* [WHAT YOU HAVE TO DO]: Please look for the string "this" below and report every line in which it occurs.

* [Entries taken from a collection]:
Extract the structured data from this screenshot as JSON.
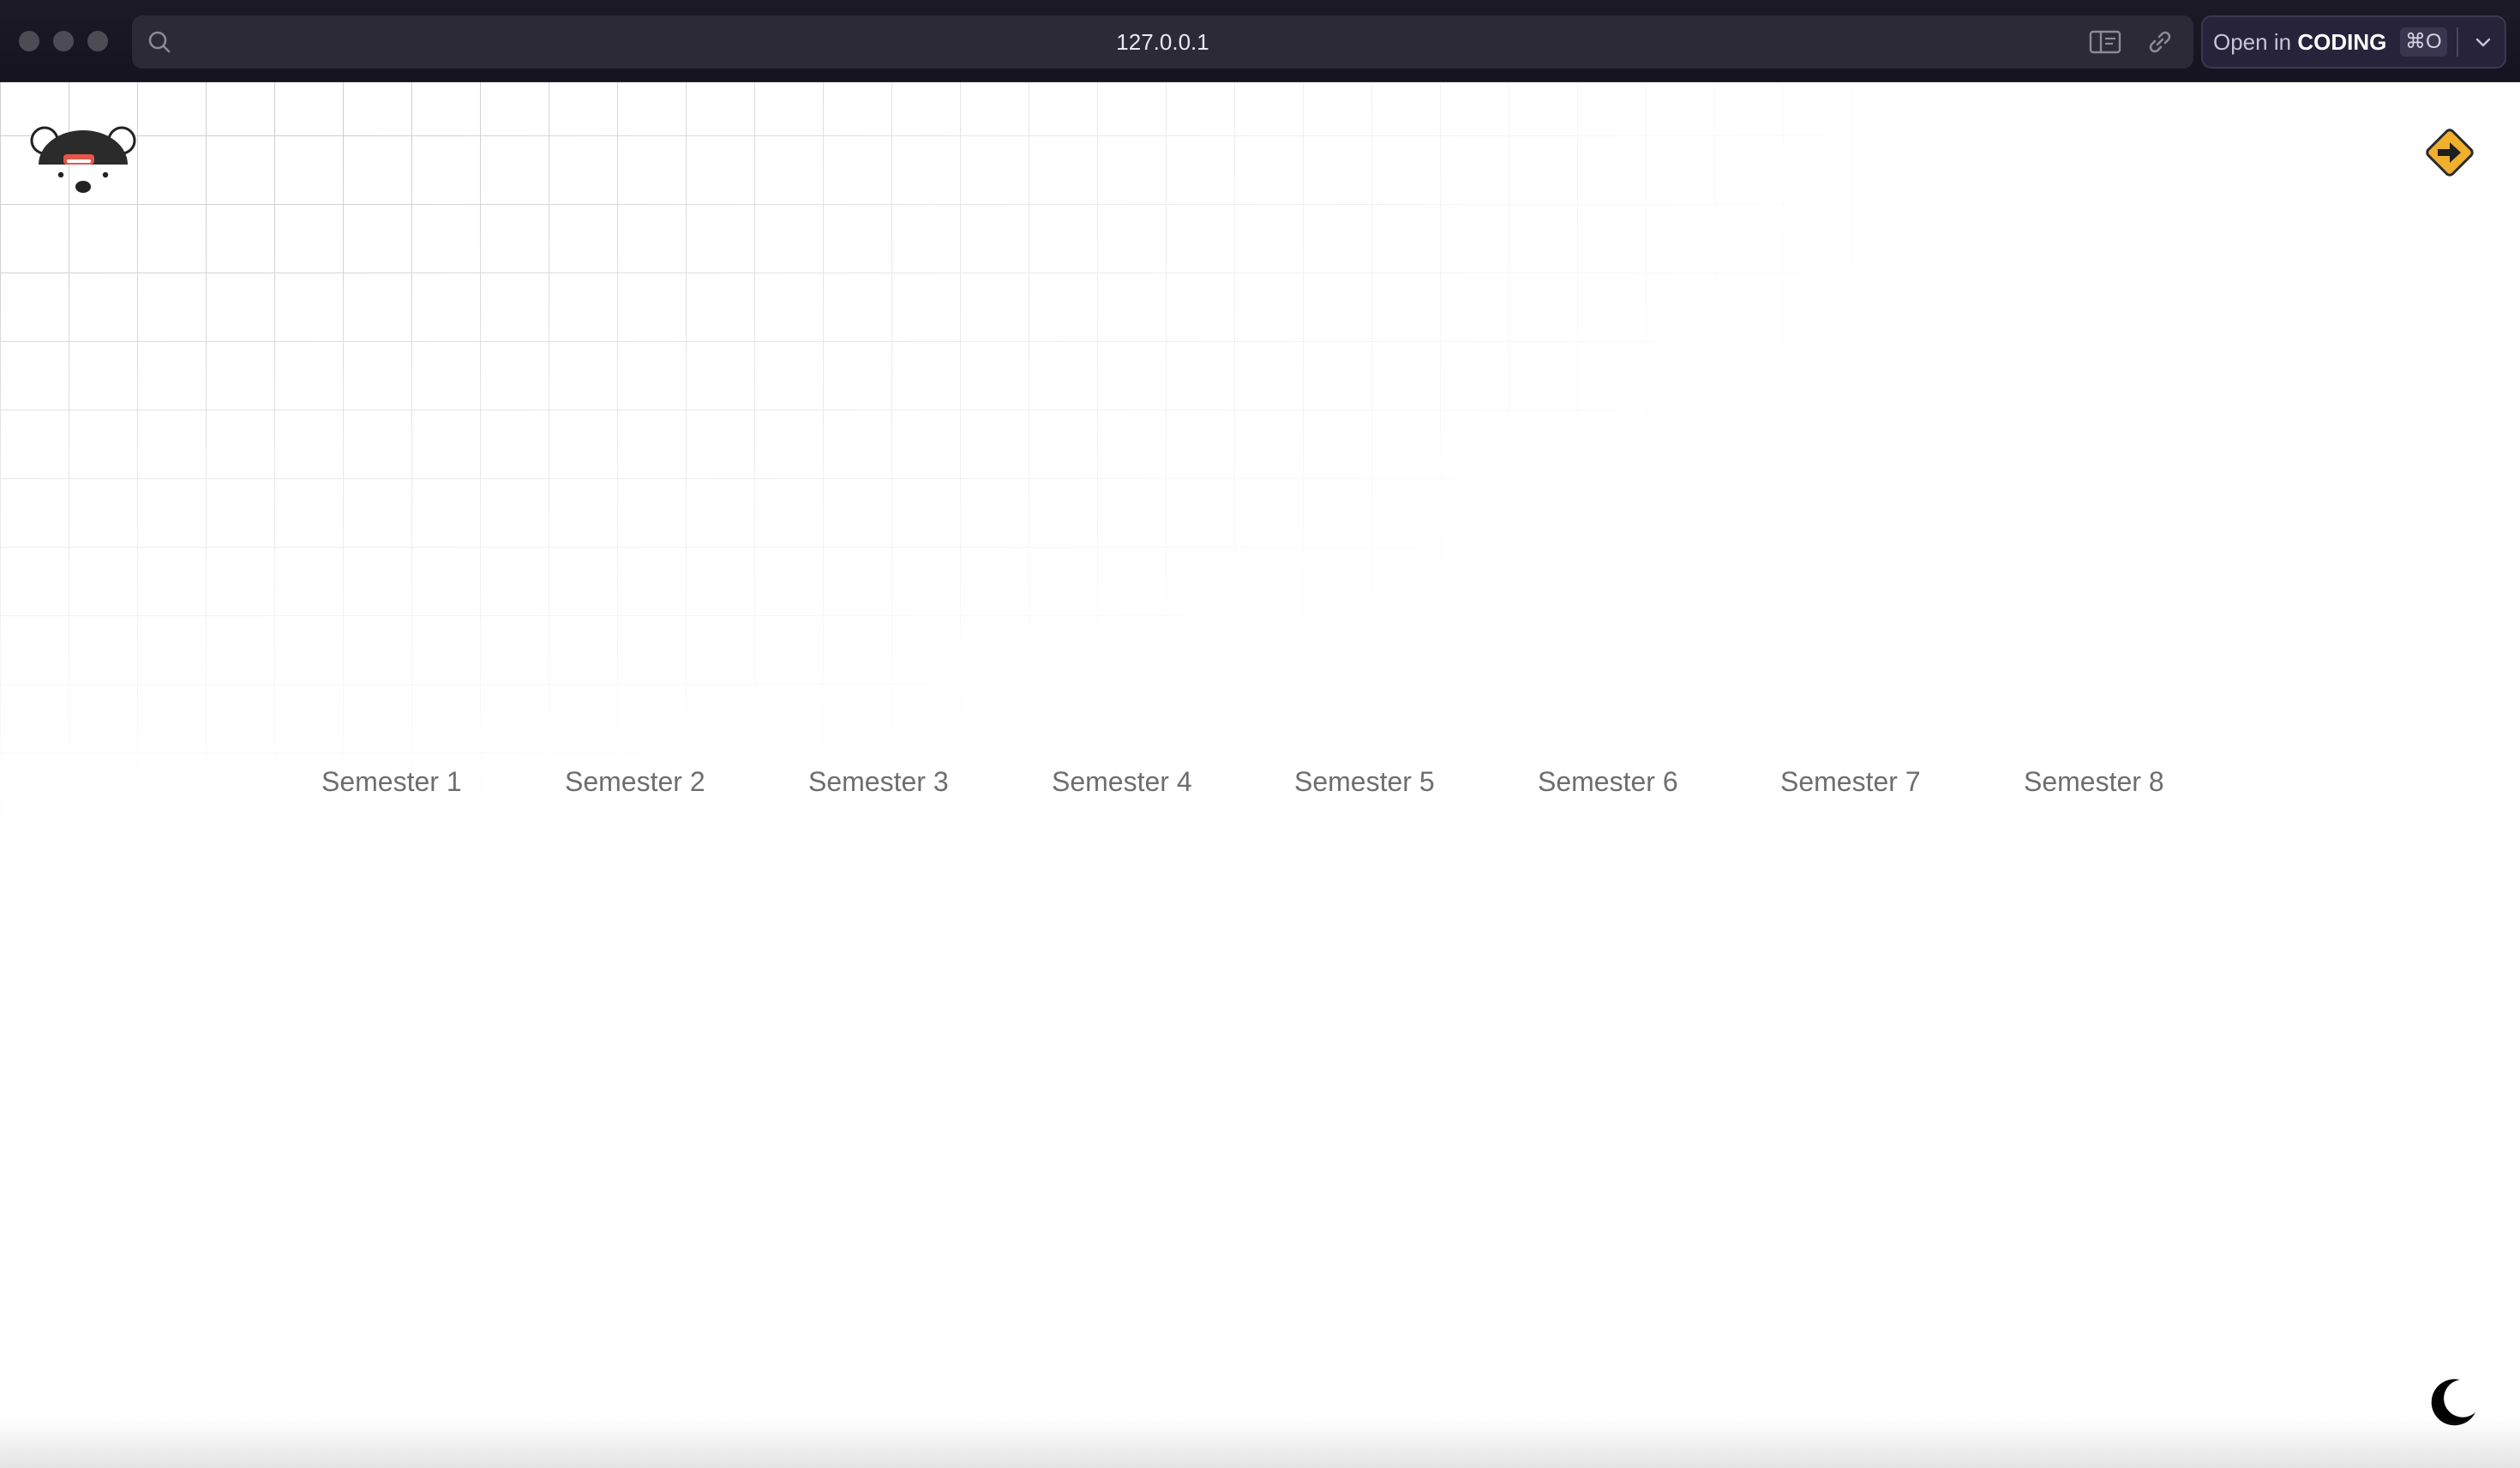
{
  "browser": {
    "url": "127.0.0.1",
    "open_in": {
      "prefix": "Open in",
      "app": "CODING",
      "shortcut": "⌘O"
    },
    "icons": {
      "search": "search-icon",
      "reader": "reader-mode-icon",
      "link": "link-icon",
      "chevron": "chevron-down-icon"
    }
  },
  "page": {
    "logo": "bear-logo",
    "corner_icon": "direction-sign-icon",
    "semesters": [
      "Semester 1",
      "Semester 2",
      "Semester 3",
      "Semester 4",
      "Semester 5",
      "Semester 6",
      "Semester 7",
      "Semester 8"
    ],
    "theme_toggle_icon": "moon-icon",
    "colors": {
      "sign": "#f0b02e",
      "logo_accent": "#e8544a",
      "semester_text": "#6e6e6e"
    }
  }
}
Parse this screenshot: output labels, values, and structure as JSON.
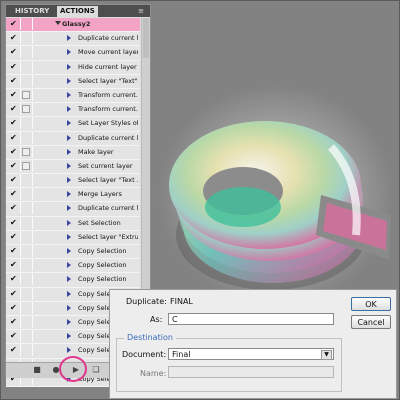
{
  "tabs": {
    "history": "HISTORY",
    "actions": "ACTIONS",
    "menu": "≡"
  },
  "actions": [
    {
      "label": "Glassy2",
      "checked": true,
      "dialog": false,
      "set": true
    },
    {
      "label": "Duplicate current l...",
      "checked": true,
      "dialog": false
    },
    {
      "label": "Move current layer",
      "checked": true,
      "dialog": false
    },
    {
      "label": "Hide current layer",
      "checked": true,
      "dialog": false
    },
    {
      "label": "Select layer \"Text\"",
      "checked": true,
      "dialog": false
    },
    {
      "label": "Transform current...",
      "checked": true,
      "dialog": true
    },
    {
      "label": "Transform current...",
      "checked": true,
      "dialog": true
    },
    {
      "label": "Set Layer Styles of...",
      "checked": true,
      "dialog": false
    },
    {
      "label": "Duplicate current l...",
      "checked": true,
      "dialog": false
    },
    {
      "label": "Make layer",
      "checked": true,
      "dialog": true
    },
    {
      "label": "Set current layer",
      "checked": true,
      "dialog": true
    },
    {
      "label": "Select layer \"Text ...",
      "checked": true,
      "dialog": false
    },
    {
      "label": "Merge Layers",
      "checked": true,
      "dialog": false
    },
    {
      "label": "Duplicate current l...",
      "checked": true,
      "dialog": false
    },
    {
      "label": "Set Selection",
      "checked": true,
      "dialog": false
    },
    {
      "label": "Select layer \"Extru...",
      "checked": true,
      "dialog": false
    },
    {
      "label": "Copy Selection",
      "checked": true,
      "dialog": false
    },
    {
      "label": "Copy Selection",
      "checked": true,
      "dialog": false
    },
    {
      "label": "Copy Selection",
      "checked": true,
      "dialog": false
    },
    {
      "label": "Copy Selection",
      "checked": true,
      "dialog": false
    },
    {
      "label": "Copy Selection",
      "checked": true,
      "dialog": false
    },
    {
      "label": "Copy Selection",
      "checked": true,
      "dialog": false
    },
    {
      "label": "Copy Selection",
      "checked": true,
      "dialog": false
    },
    {
      "label": "Copy Selection",
      "checked": true,
      "dialog": false
    },
    {
      "label": "Copy Selection",
      "checked": true,
      "dialog": false
    },
    {
      "label": "Copy Selection",
      "checked": true,
      "dialog": false
    }
  ],
  "footer": {
    "stop": "■",
    "record": "●",
    "play": "▶",
    "new_set": "❏",
    "new_action": "▣",
    "delete": "⌫"
  },
  "dialog": {
    "duplicate_label": "Duplicate:",
    "duplicate_value": "FINAL",
    "as_label": "As:",
    "as_value": "C",
    "ok": "OK",
    "cancel": "Cancel",
    "destination_label": "Destination",
    "document_label": "Document:",
    "document_value": "Final",
    "name_label": "Name:",
    "name_value": ""
  },
  "colors": {
    "highlight": "#f2a3c6",
    "ring": "#e0368c",
    "accent": "#3c6bbf"
  }
}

* [EXERCISE ANSWER]:
Extract the structured data from this screenshot as JSON.
Parse this screenshot: output labels, values, and structure as JSON.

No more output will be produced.